» What is needed: Every line below that holds the string "JSON" must be copied.

» Input data:

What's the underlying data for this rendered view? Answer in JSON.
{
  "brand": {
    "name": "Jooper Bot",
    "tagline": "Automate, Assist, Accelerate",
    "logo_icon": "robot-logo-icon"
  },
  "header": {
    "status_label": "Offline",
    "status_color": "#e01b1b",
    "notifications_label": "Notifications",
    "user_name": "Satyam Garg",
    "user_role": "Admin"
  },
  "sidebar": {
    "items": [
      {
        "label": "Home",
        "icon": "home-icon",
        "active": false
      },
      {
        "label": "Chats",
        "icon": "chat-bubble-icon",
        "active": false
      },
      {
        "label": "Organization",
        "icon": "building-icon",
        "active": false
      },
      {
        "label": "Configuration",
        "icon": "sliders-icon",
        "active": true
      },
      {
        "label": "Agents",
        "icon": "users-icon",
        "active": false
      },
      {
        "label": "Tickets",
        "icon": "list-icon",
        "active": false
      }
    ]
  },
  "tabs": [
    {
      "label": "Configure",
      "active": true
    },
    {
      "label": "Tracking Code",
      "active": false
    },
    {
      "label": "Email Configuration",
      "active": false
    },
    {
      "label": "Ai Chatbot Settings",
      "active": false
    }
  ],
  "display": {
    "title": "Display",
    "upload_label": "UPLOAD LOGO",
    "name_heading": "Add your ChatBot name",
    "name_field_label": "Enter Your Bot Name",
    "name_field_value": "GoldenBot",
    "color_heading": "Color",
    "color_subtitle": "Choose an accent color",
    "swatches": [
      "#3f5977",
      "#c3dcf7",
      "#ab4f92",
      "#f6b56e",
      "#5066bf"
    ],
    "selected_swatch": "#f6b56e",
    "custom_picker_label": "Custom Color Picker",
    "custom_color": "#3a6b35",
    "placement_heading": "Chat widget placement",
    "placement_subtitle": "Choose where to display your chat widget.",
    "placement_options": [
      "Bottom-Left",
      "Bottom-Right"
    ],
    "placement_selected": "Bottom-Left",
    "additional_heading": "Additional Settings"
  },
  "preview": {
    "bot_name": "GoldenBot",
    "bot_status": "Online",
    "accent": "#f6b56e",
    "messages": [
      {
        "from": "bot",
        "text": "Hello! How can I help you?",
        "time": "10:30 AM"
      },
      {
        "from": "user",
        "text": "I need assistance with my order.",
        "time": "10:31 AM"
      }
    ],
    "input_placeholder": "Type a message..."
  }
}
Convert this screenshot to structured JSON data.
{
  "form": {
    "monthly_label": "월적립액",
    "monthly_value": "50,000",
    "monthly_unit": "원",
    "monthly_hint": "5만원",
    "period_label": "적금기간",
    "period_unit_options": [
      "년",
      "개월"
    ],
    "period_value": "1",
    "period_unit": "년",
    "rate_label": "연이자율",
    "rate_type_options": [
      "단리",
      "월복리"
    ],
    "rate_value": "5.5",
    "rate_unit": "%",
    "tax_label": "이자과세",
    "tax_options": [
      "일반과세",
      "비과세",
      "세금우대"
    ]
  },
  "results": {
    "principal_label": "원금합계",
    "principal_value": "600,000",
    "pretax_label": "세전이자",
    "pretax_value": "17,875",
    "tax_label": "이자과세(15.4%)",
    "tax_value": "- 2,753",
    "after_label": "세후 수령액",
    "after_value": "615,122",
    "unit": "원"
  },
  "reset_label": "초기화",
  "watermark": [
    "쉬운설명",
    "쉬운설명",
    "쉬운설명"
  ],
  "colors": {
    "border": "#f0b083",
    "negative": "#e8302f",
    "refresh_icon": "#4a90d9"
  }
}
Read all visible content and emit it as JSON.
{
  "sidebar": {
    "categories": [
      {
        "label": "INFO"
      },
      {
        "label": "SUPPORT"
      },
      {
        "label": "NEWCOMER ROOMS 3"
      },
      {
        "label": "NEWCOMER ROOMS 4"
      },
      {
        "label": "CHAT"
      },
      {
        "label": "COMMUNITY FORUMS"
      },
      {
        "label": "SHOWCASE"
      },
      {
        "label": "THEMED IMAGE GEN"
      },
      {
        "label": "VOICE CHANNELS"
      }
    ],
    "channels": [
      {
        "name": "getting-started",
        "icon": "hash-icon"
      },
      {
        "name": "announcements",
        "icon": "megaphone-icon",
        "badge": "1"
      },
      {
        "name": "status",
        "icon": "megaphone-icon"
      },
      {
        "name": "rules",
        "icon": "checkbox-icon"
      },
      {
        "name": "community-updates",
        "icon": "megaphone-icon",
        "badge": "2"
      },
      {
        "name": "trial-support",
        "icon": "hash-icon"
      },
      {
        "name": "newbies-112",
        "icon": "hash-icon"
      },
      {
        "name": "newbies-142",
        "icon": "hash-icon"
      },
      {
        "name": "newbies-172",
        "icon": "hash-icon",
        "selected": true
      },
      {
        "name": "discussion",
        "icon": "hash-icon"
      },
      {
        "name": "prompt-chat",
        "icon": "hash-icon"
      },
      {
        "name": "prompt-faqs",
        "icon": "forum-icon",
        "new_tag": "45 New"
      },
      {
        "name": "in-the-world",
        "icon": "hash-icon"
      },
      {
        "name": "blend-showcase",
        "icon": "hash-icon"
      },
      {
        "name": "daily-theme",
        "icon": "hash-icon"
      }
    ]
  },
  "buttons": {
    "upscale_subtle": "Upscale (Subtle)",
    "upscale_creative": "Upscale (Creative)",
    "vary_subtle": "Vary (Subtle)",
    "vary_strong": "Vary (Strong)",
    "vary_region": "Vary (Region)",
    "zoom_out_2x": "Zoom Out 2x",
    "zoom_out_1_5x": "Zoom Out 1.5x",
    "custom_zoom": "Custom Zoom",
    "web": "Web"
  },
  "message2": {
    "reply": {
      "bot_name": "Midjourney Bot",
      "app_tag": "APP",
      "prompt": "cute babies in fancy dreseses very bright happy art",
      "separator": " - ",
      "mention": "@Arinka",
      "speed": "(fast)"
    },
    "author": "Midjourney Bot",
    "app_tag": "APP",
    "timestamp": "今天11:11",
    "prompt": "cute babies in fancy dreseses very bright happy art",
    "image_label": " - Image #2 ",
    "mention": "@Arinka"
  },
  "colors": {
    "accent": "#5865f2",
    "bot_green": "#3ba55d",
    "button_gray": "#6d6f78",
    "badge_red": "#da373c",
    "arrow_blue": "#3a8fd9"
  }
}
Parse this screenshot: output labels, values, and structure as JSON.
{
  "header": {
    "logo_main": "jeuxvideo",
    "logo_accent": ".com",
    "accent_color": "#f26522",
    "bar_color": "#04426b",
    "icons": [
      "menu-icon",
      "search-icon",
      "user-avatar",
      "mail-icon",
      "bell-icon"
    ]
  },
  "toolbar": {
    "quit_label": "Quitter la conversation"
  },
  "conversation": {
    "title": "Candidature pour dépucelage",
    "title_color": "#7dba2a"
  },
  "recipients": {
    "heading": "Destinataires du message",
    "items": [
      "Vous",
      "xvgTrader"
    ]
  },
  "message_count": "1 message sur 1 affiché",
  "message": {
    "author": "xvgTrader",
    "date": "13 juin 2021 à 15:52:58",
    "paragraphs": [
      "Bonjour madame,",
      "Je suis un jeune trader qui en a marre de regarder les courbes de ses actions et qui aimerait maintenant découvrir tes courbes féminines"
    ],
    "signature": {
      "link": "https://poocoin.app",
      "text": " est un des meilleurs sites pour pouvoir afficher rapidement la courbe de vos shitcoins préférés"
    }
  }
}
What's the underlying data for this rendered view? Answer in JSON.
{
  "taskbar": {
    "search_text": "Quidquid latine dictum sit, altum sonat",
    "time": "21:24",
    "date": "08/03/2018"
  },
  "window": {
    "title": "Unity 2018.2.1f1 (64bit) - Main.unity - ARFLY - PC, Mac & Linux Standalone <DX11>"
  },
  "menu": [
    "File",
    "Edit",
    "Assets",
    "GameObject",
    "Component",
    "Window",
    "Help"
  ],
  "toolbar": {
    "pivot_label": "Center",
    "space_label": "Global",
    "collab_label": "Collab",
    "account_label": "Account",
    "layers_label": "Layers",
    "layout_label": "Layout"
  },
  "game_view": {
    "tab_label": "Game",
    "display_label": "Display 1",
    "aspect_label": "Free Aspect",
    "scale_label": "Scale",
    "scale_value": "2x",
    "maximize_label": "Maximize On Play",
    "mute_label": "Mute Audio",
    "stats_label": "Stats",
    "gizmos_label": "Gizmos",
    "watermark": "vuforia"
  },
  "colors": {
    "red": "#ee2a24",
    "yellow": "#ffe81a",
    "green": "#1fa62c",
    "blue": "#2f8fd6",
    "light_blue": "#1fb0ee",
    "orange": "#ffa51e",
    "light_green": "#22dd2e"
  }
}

» Answer for the task:
What's the underlying data for this rendered view? Answer in JSON.
Convert this screenshot to structured JSON data.
Read all visible content and emit it as JSON.
Parse this screenshot: output labels, values, and structure as JSON.
What's the underlying data for this rendered view? Answer in JSON.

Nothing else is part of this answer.